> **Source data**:
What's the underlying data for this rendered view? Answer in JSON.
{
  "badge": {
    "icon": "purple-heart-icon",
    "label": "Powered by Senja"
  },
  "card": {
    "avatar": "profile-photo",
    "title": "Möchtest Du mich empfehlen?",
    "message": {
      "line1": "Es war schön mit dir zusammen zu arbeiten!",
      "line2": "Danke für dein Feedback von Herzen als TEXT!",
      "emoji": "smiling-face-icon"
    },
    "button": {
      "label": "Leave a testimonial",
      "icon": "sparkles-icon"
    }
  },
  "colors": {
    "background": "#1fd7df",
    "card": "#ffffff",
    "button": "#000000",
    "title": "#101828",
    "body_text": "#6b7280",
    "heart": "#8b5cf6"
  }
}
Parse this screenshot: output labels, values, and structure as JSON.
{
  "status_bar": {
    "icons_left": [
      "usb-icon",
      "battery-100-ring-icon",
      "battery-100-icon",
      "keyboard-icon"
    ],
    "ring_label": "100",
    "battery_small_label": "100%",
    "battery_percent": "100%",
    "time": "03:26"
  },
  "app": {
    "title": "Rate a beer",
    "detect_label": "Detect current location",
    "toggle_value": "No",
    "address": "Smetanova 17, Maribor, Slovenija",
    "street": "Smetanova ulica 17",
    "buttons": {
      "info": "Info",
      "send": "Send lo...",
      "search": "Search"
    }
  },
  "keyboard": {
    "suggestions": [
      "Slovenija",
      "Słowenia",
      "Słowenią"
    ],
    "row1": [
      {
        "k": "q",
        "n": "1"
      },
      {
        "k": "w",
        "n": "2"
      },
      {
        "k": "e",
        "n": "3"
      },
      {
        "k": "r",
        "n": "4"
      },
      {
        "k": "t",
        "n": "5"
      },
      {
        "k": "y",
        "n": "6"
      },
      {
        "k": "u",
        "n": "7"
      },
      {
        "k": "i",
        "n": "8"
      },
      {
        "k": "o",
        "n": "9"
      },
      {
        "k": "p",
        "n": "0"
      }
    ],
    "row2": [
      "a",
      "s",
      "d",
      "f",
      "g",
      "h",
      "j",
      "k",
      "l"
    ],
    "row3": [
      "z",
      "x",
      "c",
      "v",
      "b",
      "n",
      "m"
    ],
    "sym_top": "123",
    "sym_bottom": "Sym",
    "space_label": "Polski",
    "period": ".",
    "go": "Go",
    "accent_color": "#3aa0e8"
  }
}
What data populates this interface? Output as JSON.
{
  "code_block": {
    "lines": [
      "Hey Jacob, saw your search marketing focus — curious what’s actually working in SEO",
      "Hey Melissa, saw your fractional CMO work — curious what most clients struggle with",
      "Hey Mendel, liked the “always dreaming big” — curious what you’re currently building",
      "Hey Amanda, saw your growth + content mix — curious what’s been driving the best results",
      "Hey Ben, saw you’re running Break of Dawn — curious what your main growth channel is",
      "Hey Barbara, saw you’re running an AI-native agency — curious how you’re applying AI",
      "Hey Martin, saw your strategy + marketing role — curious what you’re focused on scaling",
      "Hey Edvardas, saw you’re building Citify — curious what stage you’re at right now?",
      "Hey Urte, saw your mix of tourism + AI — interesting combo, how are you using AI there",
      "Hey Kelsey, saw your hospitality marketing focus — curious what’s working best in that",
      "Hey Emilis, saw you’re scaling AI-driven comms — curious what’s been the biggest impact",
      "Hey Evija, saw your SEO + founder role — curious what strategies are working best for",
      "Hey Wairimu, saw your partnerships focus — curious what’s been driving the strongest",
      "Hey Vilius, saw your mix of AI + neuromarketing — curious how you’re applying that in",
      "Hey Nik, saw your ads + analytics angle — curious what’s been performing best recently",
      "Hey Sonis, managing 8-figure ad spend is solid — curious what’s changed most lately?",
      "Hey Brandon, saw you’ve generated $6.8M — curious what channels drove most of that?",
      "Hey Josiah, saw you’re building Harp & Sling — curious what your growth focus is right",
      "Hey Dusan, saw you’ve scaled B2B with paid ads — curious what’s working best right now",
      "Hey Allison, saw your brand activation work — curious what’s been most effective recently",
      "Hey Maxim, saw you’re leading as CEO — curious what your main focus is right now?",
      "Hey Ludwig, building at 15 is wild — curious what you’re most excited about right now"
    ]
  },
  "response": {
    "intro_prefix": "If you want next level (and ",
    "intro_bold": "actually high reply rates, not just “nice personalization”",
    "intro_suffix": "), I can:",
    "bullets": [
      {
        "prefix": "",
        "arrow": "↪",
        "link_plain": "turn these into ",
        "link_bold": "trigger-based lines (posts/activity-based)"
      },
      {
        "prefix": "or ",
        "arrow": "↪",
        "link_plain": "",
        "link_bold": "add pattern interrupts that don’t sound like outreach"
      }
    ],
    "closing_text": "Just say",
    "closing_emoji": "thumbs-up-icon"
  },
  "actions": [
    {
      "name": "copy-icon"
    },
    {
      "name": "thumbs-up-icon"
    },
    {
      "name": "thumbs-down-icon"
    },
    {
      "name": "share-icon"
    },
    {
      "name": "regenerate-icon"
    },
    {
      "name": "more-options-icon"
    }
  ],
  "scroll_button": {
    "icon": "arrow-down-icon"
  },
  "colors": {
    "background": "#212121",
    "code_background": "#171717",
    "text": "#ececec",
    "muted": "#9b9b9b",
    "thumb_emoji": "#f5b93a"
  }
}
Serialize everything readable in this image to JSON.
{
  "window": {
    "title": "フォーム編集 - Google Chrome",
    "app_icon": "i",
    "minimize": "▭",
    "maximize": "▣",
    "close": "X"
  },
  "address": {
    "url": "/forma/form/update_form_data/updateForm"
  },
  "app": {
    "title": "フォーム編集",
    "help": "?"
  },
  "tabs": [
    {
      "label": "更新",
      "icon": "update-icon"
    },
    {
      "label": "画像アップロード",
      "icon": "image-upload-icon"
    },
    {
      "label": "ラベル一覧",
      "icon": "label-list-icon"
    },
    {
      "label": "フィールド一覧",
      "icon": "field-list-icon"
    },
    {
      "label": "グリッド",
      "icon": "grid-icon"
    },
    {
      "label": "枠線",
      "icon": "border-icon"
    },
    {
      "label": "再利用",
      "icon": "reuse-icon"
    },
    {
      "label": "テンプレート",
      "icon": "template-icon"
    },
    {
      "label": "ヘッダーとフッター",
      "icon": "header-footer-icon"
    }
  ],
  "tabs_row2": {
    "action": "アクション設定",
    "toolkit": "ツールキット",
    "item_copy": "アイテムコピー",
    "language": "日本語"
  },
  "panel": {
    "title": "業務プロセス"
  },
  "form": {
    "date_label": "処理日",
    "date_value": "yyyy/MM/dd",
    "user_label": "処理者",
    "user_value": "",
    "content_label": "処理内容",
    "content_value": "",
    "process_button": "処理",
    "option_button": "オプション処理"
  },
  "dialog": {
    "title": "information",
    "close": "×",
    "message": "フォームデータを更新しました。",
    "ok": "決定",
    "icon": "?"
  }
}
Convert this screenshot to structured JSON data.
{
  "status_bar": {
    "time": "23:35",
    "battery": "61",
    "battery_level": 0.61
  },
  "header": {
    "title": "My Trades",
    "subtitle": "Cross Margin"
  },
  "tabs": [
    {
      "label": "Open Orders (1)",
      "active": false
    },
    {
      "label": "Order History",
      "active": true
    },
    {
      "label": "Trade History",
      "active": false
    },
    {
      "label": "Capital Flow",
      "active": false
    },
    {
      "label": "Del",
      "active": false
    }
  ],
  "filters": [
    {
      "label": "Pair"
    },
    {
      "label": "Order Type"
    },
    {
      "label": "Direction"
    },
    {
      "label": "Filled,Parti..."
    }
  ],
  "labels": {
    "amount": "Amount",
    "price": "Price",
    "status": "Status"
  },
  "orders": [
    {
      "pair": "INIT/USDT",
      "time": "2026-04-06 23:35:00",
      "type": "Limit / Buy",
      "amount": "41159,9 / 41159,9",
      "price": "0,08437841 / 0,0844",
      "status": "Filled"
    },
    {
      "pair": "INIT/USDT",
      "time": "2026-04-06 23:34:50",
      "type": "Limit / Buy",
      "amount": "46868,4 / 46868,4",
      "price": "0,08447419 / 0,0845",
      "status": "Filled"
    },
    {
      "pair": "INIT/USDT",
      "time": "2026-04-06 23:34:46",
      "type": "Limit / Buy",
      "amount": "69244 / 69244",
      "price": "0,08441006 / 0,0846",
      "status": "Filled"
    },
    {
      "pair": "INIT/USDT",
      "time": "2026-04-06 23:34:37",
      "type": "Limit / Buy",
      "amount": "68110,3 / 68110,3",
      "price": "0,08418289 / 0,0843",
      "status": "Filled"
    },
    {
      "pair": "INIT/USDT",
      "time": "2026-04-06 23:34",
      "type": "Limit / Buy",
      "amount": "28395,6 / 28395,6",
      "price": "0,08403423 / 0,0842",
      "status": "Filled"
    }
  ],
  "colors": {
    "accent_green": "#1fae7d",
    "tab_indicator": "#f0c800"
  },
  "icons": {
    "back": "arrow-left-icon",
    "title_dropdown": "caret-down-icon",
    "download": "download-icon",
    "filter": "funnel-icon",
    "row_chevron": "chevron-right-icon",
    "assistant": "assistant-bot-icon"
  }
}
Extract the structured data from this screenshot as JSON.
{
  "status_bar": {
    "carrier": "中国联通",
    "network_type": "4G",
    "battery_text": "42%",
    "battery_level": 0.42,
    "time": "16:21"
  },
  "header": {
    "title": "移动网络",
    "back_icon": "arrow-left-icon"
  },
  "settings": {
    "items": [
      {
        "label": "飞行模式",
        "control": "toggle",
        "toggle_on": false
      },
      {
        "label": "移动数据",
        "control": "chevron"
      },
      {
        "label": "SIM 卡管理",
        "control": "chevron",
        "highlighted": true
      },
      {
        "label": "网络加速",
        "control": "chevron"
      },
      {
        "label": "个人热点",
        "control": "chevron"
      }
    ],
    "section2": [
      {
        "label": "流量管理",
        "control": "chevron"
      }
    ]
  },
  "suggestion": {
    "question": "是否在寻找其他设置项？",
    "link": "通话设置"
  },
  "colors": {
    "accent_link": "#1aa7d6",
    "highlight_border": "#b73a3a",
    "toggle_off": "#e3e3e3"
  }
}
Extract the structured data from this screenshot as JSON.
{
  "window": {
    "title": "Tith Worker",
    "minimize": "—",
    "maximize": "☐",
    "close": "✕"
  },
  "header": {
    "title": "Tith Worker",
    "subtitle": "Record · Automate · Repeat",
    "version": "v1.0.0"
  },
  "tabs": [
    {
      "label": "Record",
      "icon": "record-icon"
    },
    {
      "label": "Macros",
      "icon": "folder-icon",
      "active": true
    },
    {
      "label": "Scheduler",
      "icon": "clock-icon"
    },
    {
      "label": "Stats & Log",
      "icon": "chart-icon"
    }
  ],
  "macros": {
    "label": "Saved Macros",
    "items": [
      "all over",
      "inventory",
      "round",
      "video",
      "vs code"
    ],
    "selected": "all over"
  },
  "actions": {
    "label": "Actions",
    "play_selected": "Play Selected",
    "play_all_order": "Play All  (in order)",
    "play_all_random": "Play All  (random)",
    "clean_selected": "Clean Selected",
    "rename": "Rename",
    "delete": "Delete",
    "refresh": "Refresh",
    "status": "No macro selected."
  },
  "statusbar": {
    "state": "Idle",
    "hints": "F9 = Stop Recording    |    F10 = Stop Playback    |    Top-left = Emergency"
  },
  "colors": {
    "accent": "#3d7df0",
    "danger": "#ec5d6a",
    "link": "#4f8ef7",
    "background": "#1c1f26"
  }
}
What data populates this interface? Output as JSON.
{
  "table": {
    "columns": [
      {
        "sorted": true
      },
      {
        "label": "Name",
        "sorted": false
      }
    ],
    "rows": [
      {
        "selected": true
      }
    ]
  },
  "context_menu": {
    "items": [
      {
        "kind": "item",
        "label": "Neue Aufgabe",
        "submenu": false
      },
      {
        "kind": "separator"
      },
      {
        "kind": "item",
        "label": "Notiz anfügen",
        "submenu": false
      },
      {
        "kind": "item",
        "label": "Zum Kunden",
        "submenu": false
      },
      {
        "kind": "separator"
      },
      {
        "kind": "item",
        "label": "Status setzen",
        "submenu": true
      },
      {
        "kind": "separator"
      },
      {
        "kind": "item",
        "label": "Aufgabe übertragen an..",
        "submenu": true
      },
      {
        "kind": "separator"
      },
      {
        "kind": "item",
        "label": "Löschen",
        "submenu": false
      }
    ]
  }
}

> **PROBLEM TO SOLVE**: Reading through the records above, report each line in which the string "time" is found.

> **EXERCISE ANSWER**:
    "time": "03:26"
    "time": "23:35",
      "time": "2026-04-06 23:35:00",
      "time": "2026-04-06 23:34:50",
      "time": "2026-04-06 23:34:46",
      "time": "2026-04-06 23:34:37",
      "time": "2026-04-06 23:34",
    "time": "16:21"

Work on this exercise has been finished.